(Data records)
---------------

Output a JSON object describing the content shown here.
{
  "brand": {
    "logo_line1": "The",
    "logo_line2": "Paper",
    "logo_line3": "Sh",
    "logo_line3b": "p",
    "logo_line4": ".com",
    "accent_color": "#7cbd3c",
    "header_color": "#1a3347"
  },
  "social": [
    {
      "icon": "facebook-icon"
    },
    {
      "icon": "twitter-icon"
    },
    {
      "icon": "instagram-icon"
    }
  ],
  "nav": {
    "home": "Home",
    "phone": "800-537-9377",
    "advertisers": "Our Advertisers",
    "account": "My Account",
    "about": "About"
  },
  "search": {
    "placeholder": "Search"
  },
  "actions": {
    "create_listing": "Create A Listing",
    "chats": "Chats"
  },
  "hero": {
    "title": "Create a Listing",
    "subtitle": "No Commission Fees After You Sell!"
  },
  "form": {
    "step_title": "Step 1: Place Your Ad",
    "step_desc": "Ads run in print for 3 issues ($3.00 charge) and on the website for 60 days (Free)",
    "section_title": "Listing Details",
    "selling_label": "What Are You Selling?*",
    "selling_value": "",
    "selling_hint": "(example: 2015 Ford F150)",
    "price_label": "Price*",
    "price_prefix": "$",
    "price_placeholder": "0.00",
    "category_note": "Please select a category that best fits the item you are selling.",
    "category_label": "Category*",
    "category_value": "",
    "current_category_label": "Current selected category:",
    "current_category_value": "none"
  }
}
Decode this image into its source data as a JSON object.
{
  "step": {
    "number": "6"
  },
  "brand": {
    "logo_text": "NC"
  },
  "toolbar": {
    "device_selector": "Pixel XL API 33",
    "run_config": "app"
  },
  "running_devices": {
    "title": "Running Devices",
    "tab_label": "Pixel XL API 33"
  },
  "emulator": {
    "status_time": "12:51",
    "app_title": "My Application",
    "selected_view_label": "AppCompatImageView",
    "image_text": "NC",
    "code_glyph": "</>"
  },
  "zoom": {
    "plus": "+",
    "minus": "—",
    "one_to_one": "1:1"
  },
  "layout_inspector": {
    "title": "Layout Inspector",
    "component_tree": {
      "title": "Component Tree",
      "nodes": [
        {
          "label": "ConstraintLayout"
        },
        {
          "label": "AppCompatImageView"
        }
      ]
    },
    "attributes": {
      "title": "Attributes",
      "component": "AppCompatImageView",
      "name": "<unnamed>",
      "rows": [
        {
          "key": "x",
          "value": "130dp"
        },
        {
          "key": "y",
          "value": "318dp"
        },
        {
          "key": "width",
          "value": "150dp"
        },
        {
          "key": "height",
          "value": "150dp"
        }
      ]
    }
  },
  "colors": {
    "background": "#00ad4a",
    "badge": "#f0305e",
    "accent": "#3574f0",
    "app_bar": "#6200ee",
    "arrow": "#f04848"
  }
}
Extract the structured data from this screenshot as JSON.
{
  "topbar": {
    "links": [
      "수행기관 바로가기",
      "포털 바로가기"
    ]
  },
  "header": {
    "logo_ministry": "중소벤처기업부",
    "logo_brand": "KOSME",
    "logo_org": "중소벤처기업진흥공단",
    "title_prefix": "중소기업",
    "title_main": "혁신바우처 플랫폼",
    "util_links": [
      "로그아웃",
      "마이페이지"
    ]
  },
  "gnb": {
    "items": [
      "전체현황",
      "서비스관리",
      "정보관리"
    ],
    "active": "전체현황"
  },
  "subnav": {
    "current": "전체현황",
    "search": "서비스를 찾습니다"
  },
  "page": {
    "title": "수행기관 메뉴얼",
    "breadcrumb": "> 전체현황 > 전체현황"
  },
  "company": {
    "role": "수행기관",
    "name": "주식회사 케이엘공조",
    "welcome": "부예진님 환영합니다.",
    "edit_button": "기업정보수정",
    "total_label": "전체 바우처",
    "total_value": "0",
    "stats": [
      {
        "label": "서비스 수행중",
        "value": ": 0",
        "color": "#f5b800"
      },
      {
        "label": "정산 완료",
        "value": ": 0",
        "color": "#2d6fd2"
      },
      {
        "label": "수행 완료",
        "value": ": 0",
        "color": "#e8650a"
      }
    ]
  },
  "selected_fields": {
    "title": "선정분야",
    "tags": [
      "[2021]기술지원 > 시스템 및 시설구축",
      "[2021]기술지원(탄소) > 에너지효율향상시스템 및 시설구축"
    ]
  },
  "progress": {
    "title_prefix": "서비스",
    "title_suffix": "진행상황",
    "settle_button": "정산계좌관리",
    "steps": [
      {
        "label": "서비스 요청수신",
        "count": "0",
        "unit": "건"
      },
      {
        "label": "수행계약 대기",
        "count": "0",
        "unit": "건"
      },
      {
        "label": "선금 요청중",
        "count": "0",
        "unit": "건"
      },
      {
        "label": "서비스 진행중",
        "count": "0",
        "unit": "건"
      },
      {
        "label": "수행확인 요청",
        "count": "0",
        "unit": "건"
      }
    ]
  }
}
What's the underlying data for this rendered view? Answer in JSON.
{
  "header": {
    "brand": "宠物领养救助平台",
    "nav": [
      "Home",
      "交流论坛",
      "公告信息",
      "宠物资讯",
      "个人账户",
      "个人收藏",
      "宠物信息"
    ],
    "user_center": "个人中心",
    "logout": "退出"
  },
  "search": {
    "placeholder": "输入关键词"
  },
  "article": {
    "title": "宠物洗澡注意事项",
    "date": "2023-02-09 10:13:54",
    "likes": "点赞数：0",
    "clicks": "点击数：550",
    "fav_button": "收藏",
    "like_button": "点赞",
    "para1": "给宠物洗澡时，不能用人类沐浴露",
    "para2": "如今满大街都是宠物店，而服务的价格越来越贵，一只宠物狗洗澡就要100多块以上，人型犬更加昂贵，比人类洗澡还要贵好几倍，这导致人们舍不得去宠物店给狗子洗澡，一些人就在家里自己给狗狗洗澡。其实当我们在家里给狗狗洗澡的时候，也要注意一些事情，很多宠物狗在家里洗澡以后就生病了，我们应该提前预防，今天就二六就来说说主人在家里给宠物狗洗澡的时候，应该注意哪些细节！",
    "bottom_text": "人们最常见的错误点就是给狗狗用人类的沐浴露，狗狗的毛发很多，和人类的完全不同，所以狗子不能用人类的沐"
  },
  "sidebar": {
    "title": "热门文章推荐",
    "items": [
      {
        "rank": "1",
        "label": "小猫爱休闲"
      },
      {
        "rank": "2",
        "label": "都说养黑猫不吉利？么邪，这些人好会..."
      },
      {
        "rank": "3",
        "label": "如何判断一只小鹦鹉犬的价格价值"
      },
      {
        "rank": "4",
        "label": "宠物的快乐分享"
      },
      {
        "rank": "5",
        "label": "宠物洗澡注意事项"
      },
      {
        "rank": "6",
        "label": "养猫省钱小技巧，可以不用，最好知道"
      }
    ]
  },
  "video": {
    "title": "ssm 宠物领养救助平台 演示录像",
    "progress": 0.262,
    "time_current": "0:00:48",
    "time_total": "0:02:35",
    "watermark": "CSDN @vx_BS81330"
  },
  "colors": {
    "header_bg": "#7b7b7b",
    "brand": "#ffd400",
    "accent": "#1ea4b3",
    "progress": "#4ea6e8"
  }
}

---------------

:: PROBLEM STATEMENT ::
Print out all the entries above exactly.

:: OUTPUT OF THE TASK ::
Output a JSON object describing the content shown here.
{
  "brand": {
    "logo_line1": "The",
    "logo_line2": "Paper",
    "logo_line3": "Sh",
    "logo_line3b": "p",
    "logo_line4": ".com",
    "accent_color": "#7cbd3c",
    "header_color": "#1a3347"
  },
  "social": [
    {
      "icon": "facebook-icon"
    },
    {
      "icon": "twitter-icon"
    },
    {
      "icon": "instagram-icon"
    }
  ],
  "nav": {
    "home": "Home",
    "phone": "800-537-9377",
    "advertisers": "Our Advertisers",
    "account": "My Account",
    "about": "About"
  },
  "search": {
    "placeholder": "Search"
  },
  "actions": {
    "create_listing": "Create A Listing",
    "chats": "Chats"
  },
  "hero": {
    "title": "Create a Listing",
    "subtitle": "No Commission Fees After You Sell!"
  },
  "form": {
    "step_title": "Step 1: Place Your Ad",
    "step_desc": "Ads run in print for 3 issues ($3.00 charge) and on the website for 60 days (Free)",
    "section_title": "Listing Details",
    "selling_label": "What Are You Selling?*",
    "selling_value": "",
    "selling_hint": "(example: 2015 Ford F150)",
    "price_label": "Price*",
    "price_prefix": "$",
    "price_placeholder": "0.00",
    "category_note": "Please select a category that best fits the item you are selling.",
    "category_label": "Category*",
    "category_value": "",
    "current_category_label": "Current selected category:",
    "current_category_value": "none"
  }
}
Decode this image into its source data as a JSON object.
{
  "step": {
    "number": "6"
  },
  "brand": {
    "logo_text": "NC"
  },
  "toolbar": {
    "device_selector": "Pixel XL API 33",
    "run_config": "app"
  },
  "running_devices": {
    "title": "Running Devices",
    "tab_label": "Pixel XL API 33"
  },
  "emulator": {
    "status_time": "12:51",
    "app_title": "My Application",
    "selected_view_label": "AppCompatImageView",
    "image_text": "NC",
    "code_glyph": "</>"
  },
  "zoom": {
    "plus": "+",
    "minus": "—",
    "one_to_one": "1:1"
  },
  "layout_inspector": {
    "title": "Layout Inspector",
    "component_tree": {
      "title": "Component Tree",
      "nodes": [
        {
          "label": "ConstraintLayout"
        },
        {
          "label": "AppCompatImageView"
        }
      ]
    },
    "attributes": {
      "title": "Attributes",
      "component": "AppCompatImageView",
      "name": "<unnamed>",
      "rows": [
        {
          "key": "x",
          "value": "130dp"
        },
        {
          "key": "y",
          "value": "318dp"
        },
        {
          "key": "width",
          "value": "150dp"
        },
        {
          "key": "height",
          "value": "150dp"
        }
      ]
    }
  },
  "colors": {
    "background": "#00ad4a",
    "badge": "#f0305e",
    "accent": "#3574f0",
    "app_bar": "#6200ee",
    "arrow": "#f04848"
  }
}
Extract the structured data from this screenshot as JSON.
{
  "topbar": {
    "links": [
      "수행기관 바로가기",
      "포털 바로가기"
    ]
  },
  "header": {
    "logo_ministry": "중소벤처기업부",
    "logo_brand": "KOSME",
    "logo_org": "중소벤처기업진흥공단",
    "title_prefix": "중소기업",
    "title_main": "혁신바우처 플랫폼",
    "util_links": [
      "로그아웃",
      "마이페이지"
    ]
  },
  "gnb": {
    "items": [
      "전체현황",
      "서비스관리",
      "정보관리"
    ],
    "active": "전체현황"
  },
  "subnav": {
    "current": "전체현황",
    "search": "서비스를 찾습니다"
  },
  "page": {
    "title": "수행기관 메뉴얼",
    "breadcrumb": "> 전체현황 > 전체현황"
  },
  "company": {
    "role": "수행기관",
    "name": "주식회사 케이엘공조",
    "welcome": "부예진님 환영합니다.",
    "edit_button": "기업정보수정",
    "total_label": "전체 바우처",
    "total_value": "0",
    "stats": [
      {
        "label": "서비스 수행중",
        "value": ": 0",
        "color": "#f5b800"
      },
      {
        "label": "정산 완료",
        "value": ": 0",
        "color": "#2d6fd2"
      },
      {
        "label": "수행 완료",
        "value": ": 0",
        "color": "#e8650a"
      }
    ]
  },
  "selected_fields": {
    "title": "선정분야",
    "tags": [
      "[2021]기술지원 > 시스템 및 시설구축",
      "[2021]기술지원(탄소) > 에너지효율향상시스템 및 시설구축"
    ]
  },
  "progress": {
    "title_prefix": "서비스",
    "title_suffix": "진행상황",
    "settle_button": "정산계좌관리",
    "steps": [
      {
        "label": "서비스 요청수신",
        "count": "0",
        "unit": "건"
      },
      {
        "label": "수행계약 대기",
        "count": "0",
        "unit": "건"
      },
      {
        "label": "선금 요청중",
        "count": "0",
        "unit": "건"
      },
      {
        "label": "서비스 진행중",
        "count": "0",
        "unit": "건"
      },
      {
        "label": "수행확인 요청",
        "count": "0",
        "unit": "건"
      }
    ]
  }
}
What's the underlying data for this rendered view? Answer in JSON.
{
  "header": {
    "brand": "宠物领养救助平台",
    "nav": [
      "Home",
      "交流论坛",
      "公告信息",
      "宠物资讯",
      "个人账户",
      "个人收藏",
      "宠物信息"
    ],
    "user_center": "个人中心",
    "logout": "退出"
  },
  "search": {
    "placeholder": "输入关键词"
  },
  "article": {
    "title": "宠物洗澡注意事项",
    "date": "2023-02-09 10:13:54",
    "likes": "点赞数：0",
    "clicks": "点击数：550",
    "fav_button": "收藏",
    "like_button": "点赞",
    "para1": "给宠物洗澡时，不能用人类沐浴露",
    "para2": "如今满大街都是宠物店，而服务的价格越来越贵，一只宠物狗洗澡就要100多块以上，人型犬更加昂贵，比人类洗澡还要贵好几倍，这导致人们舍不得去宠物店给狗子洗澡，一些人就在家里自己给狗狗洗澡。其实当我们在家里给狗狗洗澡的时候，也要注意一些事情，很多宠物狗在家里洗澡以后就生病了，我们应该提前预防，今天就二六就来说说主人在家里给宠物狗洗澡的时候，应该注意哪些细节！",
    "bottom_text": "人们最常见的错误点就是给狗狗用人类的沐浴露，狗狗的毛发很多，和人类的完全不同，所以狗子不能用人类的沐"
  },
  "sidebar": {
    "title": "热门文章推荐",
    "items": [
      {
        "rank": "1",
        "label": "小猫爱休闲"
      },
      {
        "rank": "2",
        "label": "都说养黑猫不吉利？么邪，这些人好会..."
      },
      {
        "rank": "3",
        "label": "如何判断一只小鹦鹉犬的价格价值"
      },
      {
        "rank": "4",
        "label": "宠物的快乐分享"
      },
      {
        "rank": "5",
        "label": "宠物洗澡注意事项"
      },
      {
        "rank": "6",
        "label": "养猫省钱小技巧，可以不用，最好知道"
      }
    ]
  },
  "video": {
    "title": "ssm 宠物领养救助平台 演示录像",
    "progress": 0.262,
    "time_current": "0:00:48",
    "time_total": "0:02:35",
    "watermark": "CSDN @vx_BS81330"
  },
  "colors": {
    "header_bg": "#7b7b7b",
    "brand": "#ffd400",
    "accent": "#1ea4b3",
    "progress": "#4ea6e8"
  }
}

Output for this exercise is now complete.